**Task objective:**
Find the word "JSON" in the data. Return every line where it appears.

**Input data:**
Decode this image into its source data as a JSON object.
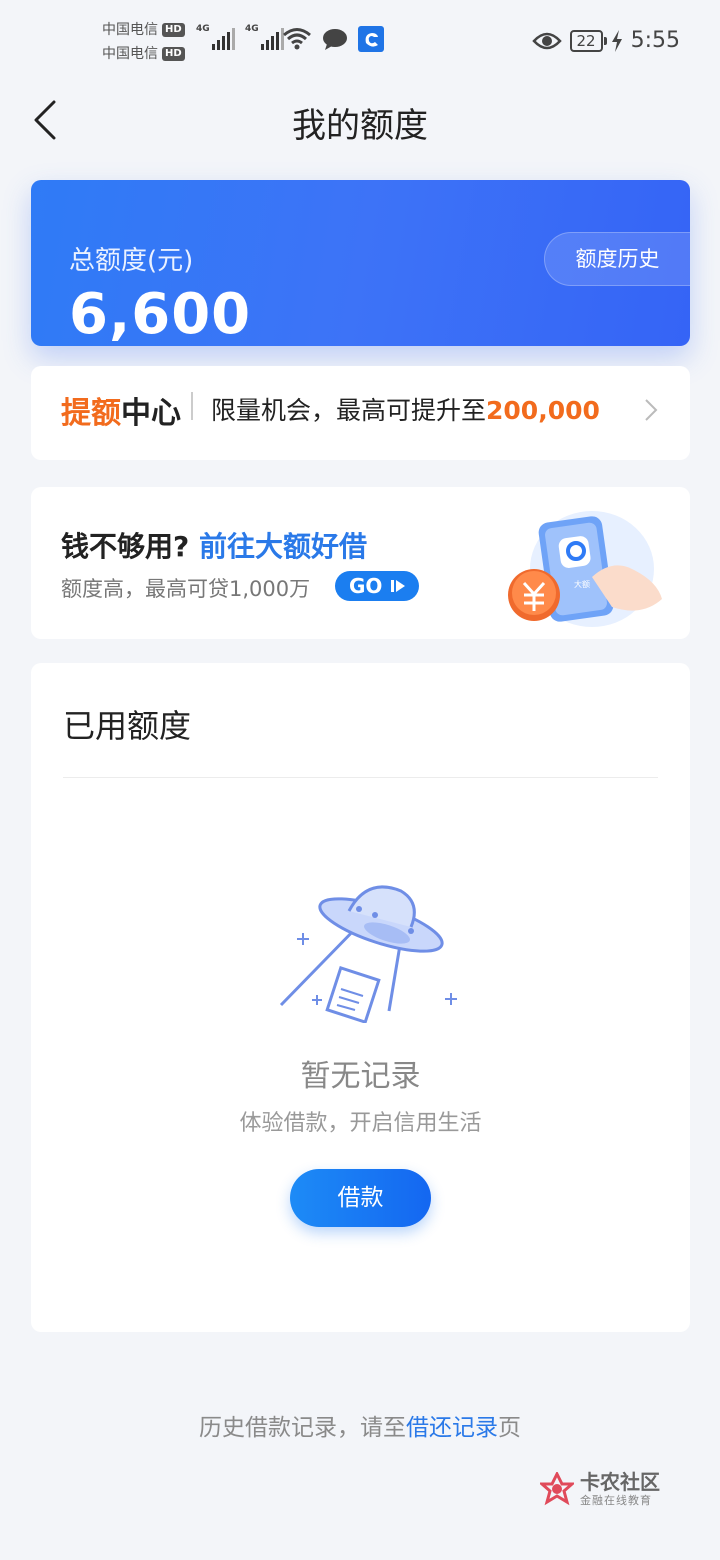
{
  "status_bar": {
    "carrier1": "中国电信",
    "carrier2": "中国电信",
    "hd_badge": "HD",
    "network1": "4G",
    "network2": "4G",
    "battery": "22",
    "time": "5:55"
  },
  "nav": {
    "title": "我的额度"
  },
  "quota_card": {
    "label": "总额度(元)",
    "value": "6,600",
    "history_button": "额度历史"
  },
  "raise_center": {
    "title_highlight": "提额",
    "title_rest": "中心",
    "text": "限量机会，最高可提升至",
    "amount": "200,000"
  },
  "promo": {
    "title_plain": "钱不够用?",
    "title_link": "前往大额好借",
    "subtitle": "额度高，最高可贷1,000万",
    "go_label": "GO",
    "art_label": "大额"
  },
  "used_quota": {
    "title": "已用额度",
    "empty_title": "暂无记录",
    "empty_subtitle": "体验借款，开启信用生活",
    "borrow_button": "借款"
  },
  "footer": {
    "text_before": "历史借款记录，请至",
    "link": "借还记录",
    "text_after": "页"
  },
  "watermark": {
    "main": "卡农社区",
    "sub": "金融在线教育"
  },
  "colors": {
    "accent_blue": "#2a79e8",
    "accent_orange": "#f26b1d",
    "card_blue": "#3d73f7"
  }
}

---

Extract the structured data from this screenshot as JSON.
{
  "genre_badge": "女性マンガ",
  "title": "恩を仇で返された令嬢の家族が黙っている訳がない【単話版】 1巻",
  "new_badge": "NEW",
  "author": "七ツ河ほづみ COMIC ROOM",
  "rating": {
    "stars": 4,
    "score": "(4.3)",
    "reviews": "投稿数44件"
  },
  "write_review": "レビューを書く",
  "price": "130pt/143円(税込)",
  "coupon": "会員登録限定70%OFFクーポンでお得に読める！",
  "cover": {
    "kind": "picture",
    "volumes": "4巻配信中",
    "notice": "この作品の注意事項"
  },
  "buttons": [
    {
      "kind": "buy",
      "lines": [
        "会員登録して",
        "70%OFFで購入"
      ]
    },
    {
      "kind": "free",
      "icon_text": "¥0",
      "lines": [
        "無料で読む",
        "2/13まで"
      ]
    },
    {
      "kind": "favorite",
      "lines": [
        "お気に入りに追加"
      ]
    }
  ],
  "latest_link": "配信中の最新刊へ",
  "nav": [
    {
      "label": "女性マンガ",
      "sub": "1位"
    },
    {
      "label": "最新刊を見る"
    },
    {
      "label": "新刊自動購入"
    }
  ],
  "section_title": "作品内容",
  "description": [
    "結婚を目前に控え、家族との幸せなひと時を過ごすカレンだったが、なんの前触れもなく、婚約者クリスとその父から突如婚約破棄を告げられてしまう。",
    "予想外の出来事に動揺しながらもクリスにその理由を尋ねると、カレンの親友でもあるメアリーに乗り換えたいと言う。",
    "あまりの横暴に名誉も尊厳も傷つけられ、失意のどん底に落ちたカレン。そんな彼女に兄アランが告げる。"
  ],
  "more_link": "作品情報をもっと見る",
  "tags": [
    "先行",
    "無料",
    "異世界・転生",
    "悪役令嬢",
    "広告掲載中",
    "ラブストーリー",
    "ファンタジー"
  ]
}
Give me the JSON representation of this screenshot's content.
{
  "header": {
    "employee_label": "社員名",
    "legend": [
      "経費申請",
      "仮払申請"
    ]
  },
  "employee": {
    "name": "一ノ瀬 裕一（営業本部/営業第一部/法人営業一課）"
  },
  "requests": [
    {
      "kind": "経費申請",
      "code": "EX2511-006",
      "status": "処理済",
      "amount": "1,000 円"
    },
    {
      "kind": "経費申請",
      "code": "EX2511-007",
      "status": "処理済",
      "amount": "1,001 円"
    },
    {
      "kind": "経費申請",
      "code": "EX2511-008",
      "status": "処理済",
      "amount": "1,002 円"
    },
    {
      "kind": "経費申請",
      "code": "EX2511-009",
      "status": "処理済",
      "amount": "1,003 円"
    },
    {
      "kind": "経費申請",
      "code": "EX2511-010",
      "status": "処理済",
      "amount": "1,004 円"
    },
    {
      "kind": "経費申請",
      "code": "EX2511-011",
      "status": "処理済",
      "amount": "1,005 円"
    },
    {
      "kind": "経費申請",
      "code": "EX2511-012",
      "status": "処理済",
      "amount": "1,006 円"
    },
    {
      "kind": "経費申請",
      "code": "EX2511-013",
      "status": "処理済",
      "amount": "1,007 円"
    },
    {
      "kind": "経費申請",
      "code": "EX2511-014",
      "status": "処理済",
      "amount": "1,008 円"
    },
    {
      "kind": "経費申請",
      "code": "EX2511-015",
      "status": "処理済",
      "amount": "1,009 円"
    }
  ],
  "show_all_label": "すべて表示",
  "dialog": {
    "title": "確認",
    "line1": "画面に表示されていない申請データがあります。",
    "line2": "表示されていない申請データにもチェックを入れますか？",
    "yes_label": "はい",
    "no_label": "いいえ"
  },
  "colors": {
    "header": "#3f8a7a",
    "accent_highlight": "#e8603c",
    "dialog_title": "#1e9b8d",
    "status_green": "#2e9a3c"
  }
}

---

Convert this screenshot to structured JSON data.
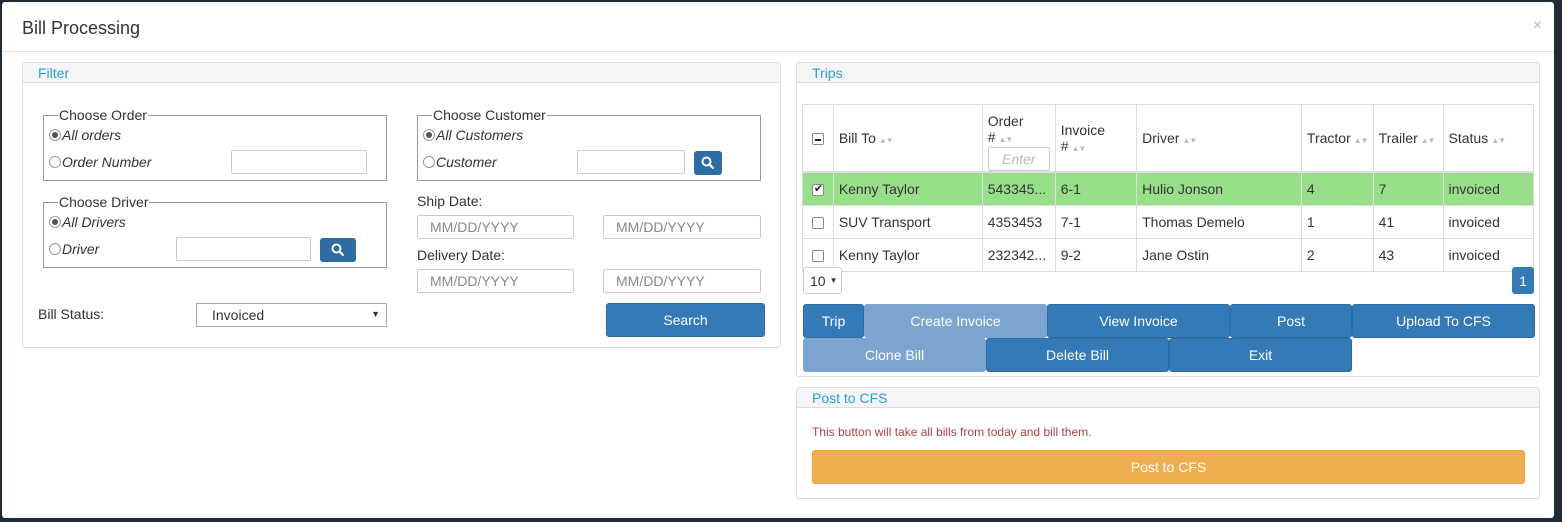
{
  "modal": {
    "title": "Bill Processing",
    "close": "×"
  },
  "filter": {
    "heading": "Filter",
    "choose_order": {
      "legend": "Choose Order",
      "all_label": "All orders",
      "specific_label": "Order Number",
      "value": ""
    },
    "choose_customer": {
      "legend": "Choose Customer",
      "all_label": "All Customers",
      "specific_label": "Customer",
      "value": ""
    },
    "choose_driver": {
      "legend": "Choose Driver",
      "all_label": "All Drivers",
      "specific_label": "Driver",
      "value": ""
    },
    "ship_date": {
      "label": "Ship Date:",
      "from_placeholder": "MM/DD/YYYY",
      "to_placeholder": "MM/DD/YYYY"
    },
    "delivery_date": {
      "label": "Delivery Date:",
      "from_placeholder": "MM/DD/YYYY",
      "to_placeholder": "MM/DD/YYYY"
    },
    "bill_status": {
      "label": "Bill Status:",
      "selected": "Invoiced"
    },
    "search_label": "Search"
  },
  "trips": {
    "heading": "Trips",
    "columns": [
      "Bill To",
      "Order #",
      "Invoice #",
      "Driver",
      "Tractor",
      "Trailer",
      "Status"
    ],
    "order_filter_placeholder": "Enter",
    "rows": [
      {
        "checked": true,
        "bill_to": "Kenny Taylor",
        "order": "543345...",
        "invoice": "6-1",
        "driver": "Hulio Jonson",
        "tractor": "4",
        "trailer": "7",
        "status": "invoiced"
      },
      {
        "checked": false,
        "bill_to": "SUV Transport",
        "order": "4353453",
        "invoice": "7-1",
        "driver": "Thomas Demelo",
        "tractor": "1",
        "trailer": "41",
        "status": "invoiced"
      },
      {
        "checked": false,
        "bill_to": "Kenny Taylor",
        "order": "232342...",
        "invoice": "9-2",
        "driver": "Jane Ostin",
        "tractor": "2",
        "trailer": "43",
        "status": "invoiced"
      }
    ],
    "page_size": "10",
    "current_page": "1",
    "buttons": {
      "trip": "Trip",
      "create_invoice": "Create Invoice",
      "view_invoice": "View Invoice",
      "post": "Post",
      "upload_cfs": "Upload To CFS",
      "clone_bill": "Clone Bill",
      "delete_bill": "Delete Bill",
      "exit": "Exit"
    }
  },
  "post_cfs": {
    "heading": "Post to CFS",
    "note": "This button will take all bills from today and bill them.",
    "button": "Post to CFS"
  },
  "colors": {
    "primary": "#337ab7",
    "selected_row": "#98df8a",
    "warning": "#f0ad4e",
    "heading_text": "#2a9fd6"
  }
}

**Response box:**
Decode this image into its source data as a JSON object.
Extract the structured data from this screenshot as JSON.
Give me the JSON representation of this screenshot's content.
Convert this screenshot to structured JSON data.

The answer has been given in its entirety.